### What is expected
Please count how many lines in the entries below contain "wife" and reply with the figure alone.

### Data
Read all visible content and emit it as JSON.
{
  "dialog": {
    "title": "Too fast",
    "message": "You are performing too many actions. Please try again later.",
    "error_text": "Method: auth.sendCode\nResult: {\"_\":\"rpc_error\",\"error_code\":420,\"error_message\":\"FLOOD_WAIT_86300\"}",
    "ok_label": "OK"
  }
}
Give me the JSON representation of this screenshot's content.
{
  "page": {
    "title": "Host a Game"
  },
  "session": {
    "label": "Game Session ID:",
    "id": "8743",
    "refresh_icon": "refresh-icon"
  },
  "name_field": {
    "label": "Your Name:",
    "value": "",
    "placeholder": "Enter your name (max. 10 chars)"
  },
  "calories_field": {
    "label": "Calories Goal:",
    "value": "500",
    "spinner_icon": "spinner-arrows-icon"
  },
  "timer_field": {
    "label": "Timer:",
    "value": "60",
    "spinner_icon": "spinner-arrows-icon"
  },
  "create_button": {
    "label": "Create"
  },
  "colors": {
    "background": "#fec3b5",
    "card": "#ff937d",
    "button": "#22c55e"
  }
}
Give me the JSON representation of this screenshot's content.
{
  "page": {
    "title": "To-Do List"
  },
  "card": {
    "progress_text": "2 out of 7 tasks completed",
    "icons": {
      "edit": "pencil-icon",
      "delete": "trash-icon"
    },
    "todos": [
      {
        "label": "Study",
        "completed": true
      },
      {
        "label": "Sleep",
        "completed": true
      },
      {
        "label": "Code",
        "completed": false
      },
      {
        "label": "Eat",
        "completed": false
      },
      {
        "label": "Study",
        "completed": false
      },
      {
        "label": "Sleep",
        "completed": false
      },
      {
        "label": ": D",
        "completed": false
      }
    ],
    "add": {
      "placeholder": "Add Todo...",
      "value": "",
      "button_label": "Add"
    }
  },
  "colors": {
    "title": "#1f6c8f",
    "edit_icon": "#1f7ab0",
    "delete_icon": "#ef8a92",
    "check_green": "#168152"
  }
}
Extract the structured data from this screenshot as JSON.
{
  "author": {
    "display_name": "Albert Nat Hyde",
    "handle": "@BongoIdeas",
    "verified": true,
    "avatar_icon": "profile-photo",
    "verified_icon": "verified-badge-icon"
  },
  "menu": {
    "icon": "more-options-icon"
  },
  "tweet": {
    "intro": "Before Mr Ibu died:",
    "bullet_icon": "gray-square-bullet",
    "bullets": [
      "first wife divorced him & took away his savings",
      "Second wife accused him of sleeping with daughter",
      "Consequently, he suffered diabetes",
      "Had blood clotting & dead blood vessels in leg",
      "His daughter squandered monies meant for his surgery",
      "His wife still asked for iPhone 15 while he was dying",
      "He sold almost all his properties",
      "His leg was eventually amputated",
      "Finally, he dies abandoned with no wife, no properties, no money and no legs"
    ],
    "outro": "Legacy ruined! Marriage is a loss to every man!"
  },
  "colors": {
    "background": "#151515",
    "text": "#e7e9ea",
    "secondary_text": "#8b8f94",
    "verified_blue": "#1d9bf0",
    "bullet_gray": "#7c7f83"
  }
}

### Response
4